Facts:

Ruperta C. Palaganas (Ruperta), a Filipino who became a naturalized United States (U.S.)
citizen, died single and childless. In the last will and testament she executed in California, she
designated her brother, Sergio C. Palaganas (Sergio), as the executor of her will for she had left
properties in the Philippines and in the U.S.

Respondent Ernesto C. Palaganas (Ernesto), another brother of Ruperta, filed with the Regional
Trial Court (RTC) of Malolos, Bulacan, a petition for the probate of Rupertas will and for his
appointment as special administrator of her estate.[1] On October 15, 2003, however, petitioners
Manuel Miguel Palaganas (Manuel) and Benjamin Gregorio Palaganas (Benjamin), nephews of
Ruperta, opposed the petition on the ground that Rupertas will should not be probated in
the Philippines but in the U.S. where she executed it. Manuel and Benjamin added that, assuming
Rupertas will could be probated in the Philippines, it is invalid nonetheless for having been
executed under duress and without the testators full understanding of the consequences of such
act. Ernesto, they claimed, is also not qualified to act as administrator of the estate.

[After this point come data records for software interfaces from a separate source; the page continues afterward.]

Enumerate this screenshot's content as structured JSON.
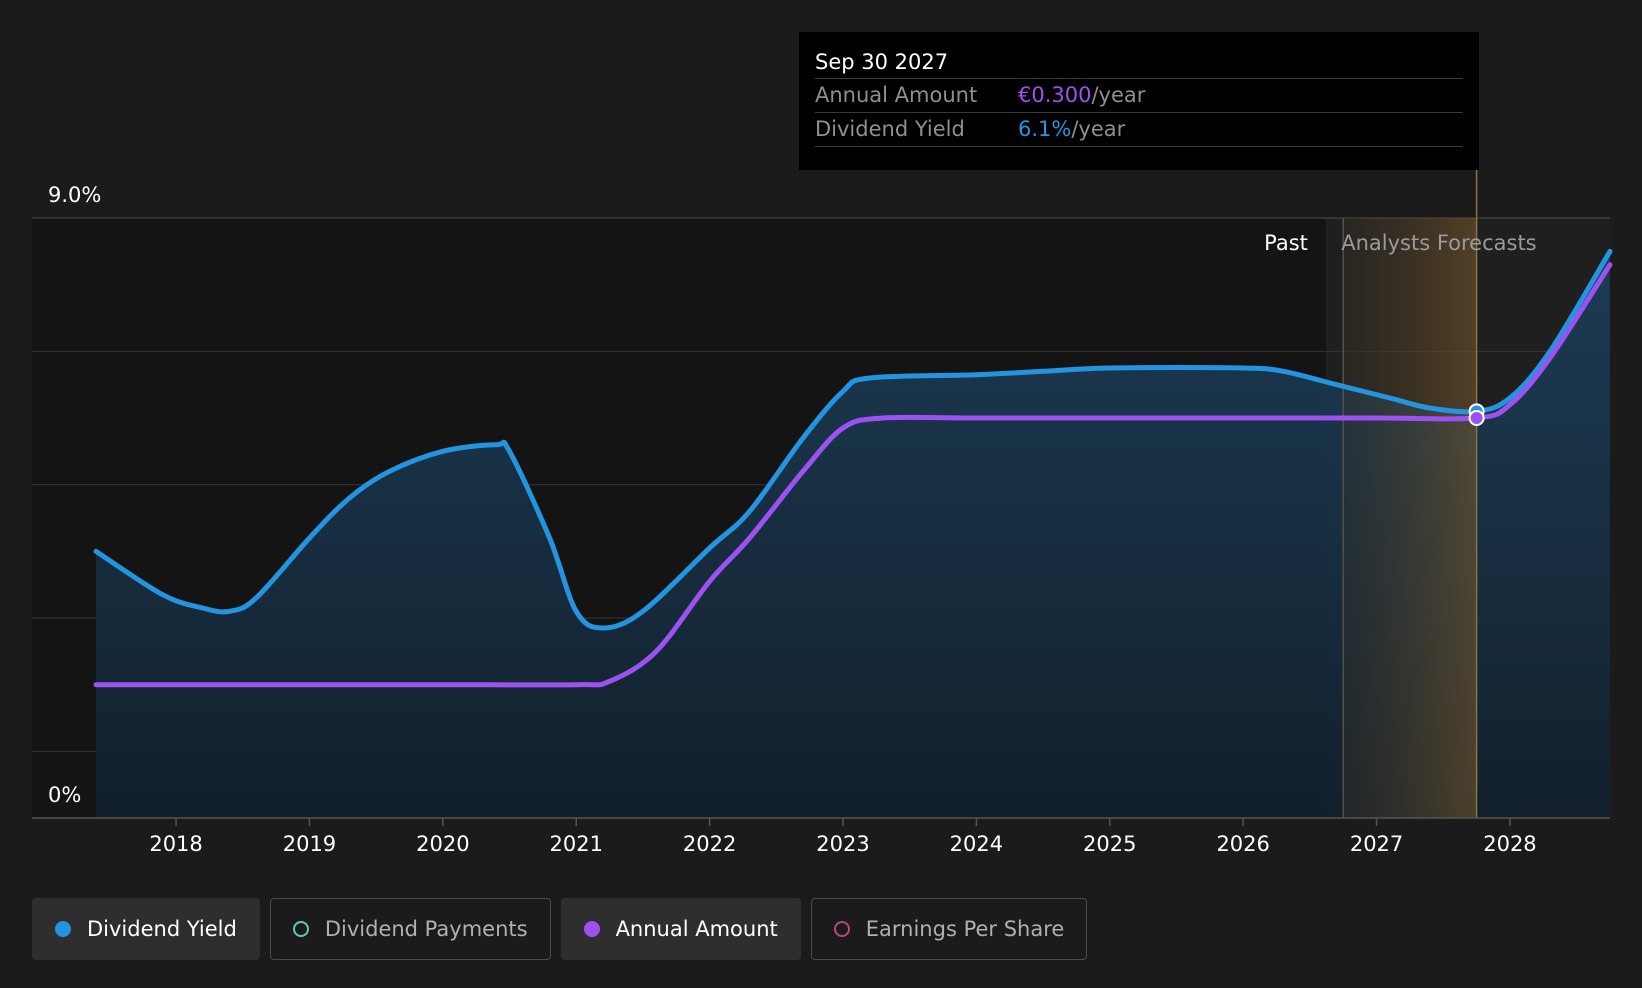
{
  "chart_data": {
    "type": "area",
    "x_ticks": [
      "2018",
      "2019",
      "2020",
      "2021",
      "2022",
      "2023",
      "2024",
      "2025",
      "2026",
      "2027",
      "2028"
    ],
    "x_range": [
      2016.92,
      2028.75
    ],
    "y_tick_labels": [
      "9.0%",
      "0%"
    ],
    "ylim": [
      0,
      9.0
    ],
    "grid": true,
    "regions": {
      "past_label": "Past",
      "forecast_label": "Analysts Forecasts",
      "past_end": 2026.62,
      "forecast_band": [
        2026.75,
        2027.75
      ]
    },
    "series": [
      {
        "name": "Dividend Yield",
        "color": "#2394df",
        "x": [
          2017.4,
          2017.9,
          2018.2,
          2018.4,
          2018.6,
          2019.0,
          2019.3,
          2019.6,
          2020.0,
          2020.4,
          2020.5,
          2020.8,
          2021.0,
          2021.2,
          2021.5,
          2022.0,
          2022.3,
          2022.7,
          2023.0,
          2023.2,
          2024.0,
          2024.5,
          2025.0,
          2026.0,
          2026.3,
          2026.7,
          2027.1,
          2027.4,
          2027.75,
          2028.0,
          2028.3,
          2028.75
        ],
        "values": [
          4.0,
          3.35,
          3.15,
          3.1,
          3.3,
          4.2,
          4.8,
          5.2,
          5.5,
          5.6,
          5.5,
          4.2,
          3.1,
          2.85,
          3.1,
          4.05,
          4.6,
          5.7,
          6.4,
          6.6,
          6.65,
          6.7,
          6.75,
          6.75,
          6.7,
          6.5,
          6.3,
          6.15,
          6.1,
          6.3,
          7.0,
          8.5
        ]
      },
      {
        "name": "Annual Amount",
        "color": "#9c52f0",
        "x": [
          2017.4,
          2018.0,
          2019.0,
          2020.0,
          2021.0,
          2021.25,
          2021.6,
          2022.0,
          2022.3,
          2022.7,
          2023.0,
          2023.3,
          2024.0,
          2025.0,
          2026.0,
          2027.0,
          2027.75,
          2028.0,
          2028.3,
          2028.75
        ],
        "values": [
          2.0,
          2.0,
          2.0,
          2.0,
          2.0,
          2.05,
          2.5,
          3.55,
          4.2,
          5.2,
          5.85,
          6.0,
          6.0,
          6.0,
          6.0,
          6.0,
          6.0,
          6.2,
          6.9,
          8.3
        ]
      }
    ],
    "tooltip": {
      "date": "Sep 30 2027",
      "x": 2027.75,
      "rows": [
        {
          "label": "Annual Amount",
          "value": "€0.300",
          "unit": "/year",
          "color": "#9c52f0"
        },
        {
          "label": "Dividend Yield",
          "value": "6.1%",
          "unit": "/year",
          "color": "#2394df"
        }
      ]
    },
    "legend": [
      {
        "label": "Dividend Yield",
        "color": "#2394df",
        "active": true
      },
      {
        "label": "Dividend Payments",
        "color": "#5fc9b9",
        "active": false
      },
      {
        "label": "Annual Amount",
        "color": "#9c52f0",
        "active": true
      },
      {
        "label": "Earnings Per Share",
        "color": "#b8487e",
        "active": false
      }
    ]
  }
}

RTC admitted the will to probate and appoint respondent as special administrator

Aggrieved by the RTCs order, petitioner nephews Manuel and Benjamin appealed to the Court
of Appeals (CA),[3] arguing that an unprobated will executed by an American citizen in
the U.S. cannot be probated for the first time in the Philippines..

Issues:

whether or not a will executed by a foreigner abroad may be probated in


the Philippines although it has not been previously probated and allowed in the country where it
was executed.

Ruling:
But our laws do not prohibit the probate of wills executed by foreigners abroad although the
same have not as yet been probated and allowed in the countries of their execution. A foreign
will can be given legal effects in our jurisdiction. Article 816 of the Civil Code states that the
will of an alien who is abroad produces effect in the Philippines if made in accordance with the
formalities prescribed by the law of the place where he resides, or according to the formalities
observed in his country.[6]

In this connection, Section 1, Rule 73 of the 1997 Rules of Civil Procedure provides that if the
decedent is an inhabitant of a foreign country, the RTC of the province where he has an estate
may take cognizance of the settlement of such estate. Sections 1 and 2 of Rule 76 further state
that the executor, devisee, or legatee named in the will, or any other person interested in the
estate, may, at any time after the death of the testator, petition the court having jurisdiction to
have the will allowed, whether the same be in his possession or not, or is lost or destroyed.

Our rules require merely that the petition for the allowance of a will must show, so far as known
to the petitioner: (a) the jurisdictional facts; (b) the names, ages, and residences of the heirs,
legatees, and devisees of the testator or decedent; (c) the probable value and character of the
property of the estate; (d) the name of the person for whom letters are prayed; and (e) if the will
has not been delivered to the court, the name of the person having custody of it. Jurisdictional
facts refer to the fact of death of the decedent, his residence at the time of his death in the
province where the probate court is sitting, or if he is an inhabitant of a foreign country, the
estate he left in such province.[7] The rules do not require proof that the foreign will has already
been allowed and probated in the country of its execution.

In insisting that Rupertas will should have been first probated and allowed by the court of
California, petitioners Manuel and Benjamin obviously have in mind the procedure for
the reprobate of will before admitting it here. But, reprobate or re-authentication of a will
already probated and allowed in a foreign country is different from that probate where the will is
presented for the first time before a competent court. Reprobate is specifically governed by Rule
77 of the Rules of Court. Contrary to petitioners stance, since this latter rule applies only to
reprobate of a will, it cannot be made to apply to the present case.In reprobate, the local court
acknowledges as binding the findings of the foreign probate court provided its jurisdiction over
the matter can be established.